Then to my surprise (was expecting at least two more songs by the band, according to my experiences at mega churches), the pastor popped on stage, dressed in a long sleeved shirt with the tail out, jeans and possibly even boots. This seems to be the clothing choice of many non-denominational pastors – at least for a Saturday evening service.
Pastor Rick Godwin spoke on “The Benefits of Having a Spirit of Gratitude.” He immediately sailed right into his message, peppering scripture with a multitude of vignettes and stories. From the pulpit, he read his notes as he went. While I like a pastor who can weave a story into a message to make a point, I felt like this message was all story and scripture and no space or breathers. I likened it to having only one note to play and no space around the note. After a while, the stories that made me giggle and smile began to wear on me. However the delivery was simply a matter of style and one that I wasn’t used to.
I did find his mannerism to be a bit like a young Ronald Reagan and that was endearing. The points of the message about being grateful in all things that you do and that you are unique, so “be a voice, not an echo,” struck a chord with me. Also liked his wording when he said, “We so often count our blessings with our fingers and our miseries with a calculator.”
After the message, the pastor led us in prayer and then had kind of a silent (no peeking) in-your-seat altar call where those who wanted to accept Jesus as their Savior could do so somewhat privately. Then the pastor cued a video about a couple that had made Summit Christian Center their church home, when it was called something else before Summit. It was a heartwarming story and I think if someone in the audience were looking for a church home, this may have had some impact.
After the video, guests were told to sit back and not participate in the offering, and that it was time to give members a chance to give of their tithes and offerings.

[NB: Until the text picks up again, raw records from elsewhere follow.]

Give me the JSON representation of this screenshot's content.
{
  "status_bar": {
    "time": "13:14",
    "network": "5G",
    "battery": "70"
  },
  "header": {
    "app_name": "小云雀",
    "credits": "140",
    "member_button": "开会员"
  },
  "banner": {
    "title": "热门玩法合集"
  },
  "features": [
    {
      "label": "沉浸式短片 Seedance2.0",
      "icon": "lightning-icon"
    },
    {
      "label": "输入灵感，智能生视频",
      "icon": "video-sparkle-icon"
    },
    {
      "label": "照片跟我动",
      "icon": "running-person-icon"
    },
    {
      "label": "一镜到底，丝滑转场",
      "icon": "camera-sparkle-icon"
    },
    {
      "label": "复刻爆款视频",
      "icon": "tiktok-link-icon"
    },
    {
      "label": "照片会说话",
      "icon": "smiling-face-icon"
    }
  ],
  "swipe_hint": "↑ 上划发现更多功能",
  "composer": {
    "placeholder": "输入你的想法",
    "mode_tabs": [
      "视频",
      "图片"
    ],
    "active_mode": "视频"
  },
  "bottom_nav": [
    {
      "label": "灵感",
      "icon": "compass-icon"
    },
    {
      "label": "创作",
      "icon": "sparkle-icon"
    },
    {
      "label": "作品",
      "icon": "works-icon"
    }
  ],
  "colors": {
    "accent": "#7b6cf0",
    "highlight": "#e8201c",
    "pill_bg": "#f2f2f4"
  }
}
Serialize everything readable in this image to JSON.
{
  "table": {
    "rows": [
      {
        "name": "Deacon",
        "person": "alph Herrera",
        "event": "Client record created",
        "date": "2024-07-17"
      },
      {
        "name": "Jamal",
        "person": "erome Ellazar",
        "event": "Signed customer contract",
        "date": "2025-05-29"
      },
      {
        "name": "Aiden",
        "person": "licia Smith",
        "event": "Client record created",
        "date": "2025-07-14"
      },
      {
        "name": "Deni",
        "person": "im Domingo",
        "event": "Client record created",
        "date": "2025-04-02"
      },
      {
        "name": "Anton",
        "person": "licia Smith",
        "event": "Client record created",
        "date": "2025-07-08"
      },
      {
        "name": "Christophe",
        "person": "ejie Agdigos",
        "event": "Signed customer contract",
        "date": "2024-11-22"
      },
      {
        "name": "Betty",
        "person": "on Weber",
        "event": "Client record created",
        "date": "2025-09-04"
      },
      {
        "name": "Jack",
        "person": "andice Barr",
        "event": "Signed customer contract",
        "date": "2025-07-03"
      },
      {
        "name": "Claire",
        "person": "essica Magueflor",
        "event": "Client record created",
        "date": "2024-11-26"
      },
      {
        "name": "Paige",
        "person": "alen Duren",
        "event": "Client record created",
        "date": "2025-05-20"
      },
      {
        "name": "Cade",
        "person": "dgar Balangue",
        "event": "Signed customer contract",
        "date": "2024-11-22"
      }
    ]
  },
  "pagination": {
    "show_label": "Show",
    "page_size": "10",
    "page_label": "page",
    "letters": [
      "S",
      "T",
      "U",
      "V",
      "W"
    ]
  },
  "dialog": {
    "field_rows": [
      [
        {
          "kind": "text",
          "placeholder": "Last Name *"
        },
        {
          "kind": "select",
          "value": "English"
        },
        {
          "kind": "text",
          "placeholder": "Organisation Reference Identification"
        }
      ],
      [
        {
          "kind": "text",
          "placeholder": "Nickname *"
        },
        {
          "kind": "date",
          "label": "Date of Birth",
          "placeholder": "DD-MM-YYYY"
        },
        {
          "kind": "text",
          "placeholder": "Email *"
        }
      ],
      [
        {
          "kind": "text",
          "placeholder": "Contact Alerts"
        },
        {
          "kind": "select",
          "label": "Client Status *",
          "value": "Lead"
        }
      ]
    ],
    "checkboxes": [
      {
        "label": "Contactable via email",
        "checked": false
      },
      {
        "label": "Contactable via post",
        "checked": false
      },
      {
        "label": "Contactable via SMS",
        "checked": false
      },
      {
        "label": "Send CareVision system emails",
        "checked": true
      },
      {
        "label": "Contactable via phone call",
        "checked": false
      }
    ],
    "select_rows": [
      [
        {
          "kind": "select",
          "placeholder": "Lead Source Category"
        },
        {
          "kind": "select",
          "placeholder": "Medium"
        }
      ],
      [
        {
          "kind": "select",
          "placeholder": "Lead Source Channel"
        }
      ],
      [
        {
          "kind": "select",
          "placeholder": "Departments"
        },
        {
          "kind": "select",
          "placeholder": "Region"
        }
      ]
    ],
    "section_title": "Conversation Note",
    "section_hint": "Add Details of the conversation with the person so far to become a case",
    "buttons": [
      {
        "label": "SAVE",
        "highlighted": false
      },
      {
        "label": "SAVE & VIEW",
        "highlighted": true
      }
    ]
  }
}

Like most mega churches, this one used buckets to pick up the checks, cash and coins.
Finally, the pastor had everyone hold out their hands and he gave the parting blessing and we were dismissed.
I didn’t see this as we walked in, but can you believe it, this church has a two-story full-sized carousel!
I’m talking a major carousel here. Who has a carousel in their church? It certainly made me smile, almost as much as that cross made out of used telephone cord at the at Passion City Church in Atlanta. Although I couldn’t find anything about this carousel on the church website, I immediately understood its value. I used to tell neighbors holding garage sales: You have to have one item that is the big draw. You should never sell it until close to the end of the sale because that one item will draw people in for its novelty. A carousel in church – definitely a novelty!
In the end, Alex had many of the same feelings as I did. Wasn’t his kind of church. He really didn’t like the tele-evangelist style of preaching and the over-the-top production from the band, even though he did enjoy the music. In the end, he said he felt like many of those in his generation (under 25) aren’t looking for the highly polished productions but instead, a genuine, heart-felt experience in which they can participate. I’m not sure what a church like that would look like, but I’ll keep my eyes open for him.
Theatre church? Who knows? Depends on how late I sleep in as to whether I can make it tomorrow. If not, I may hit another service at 6 pm.h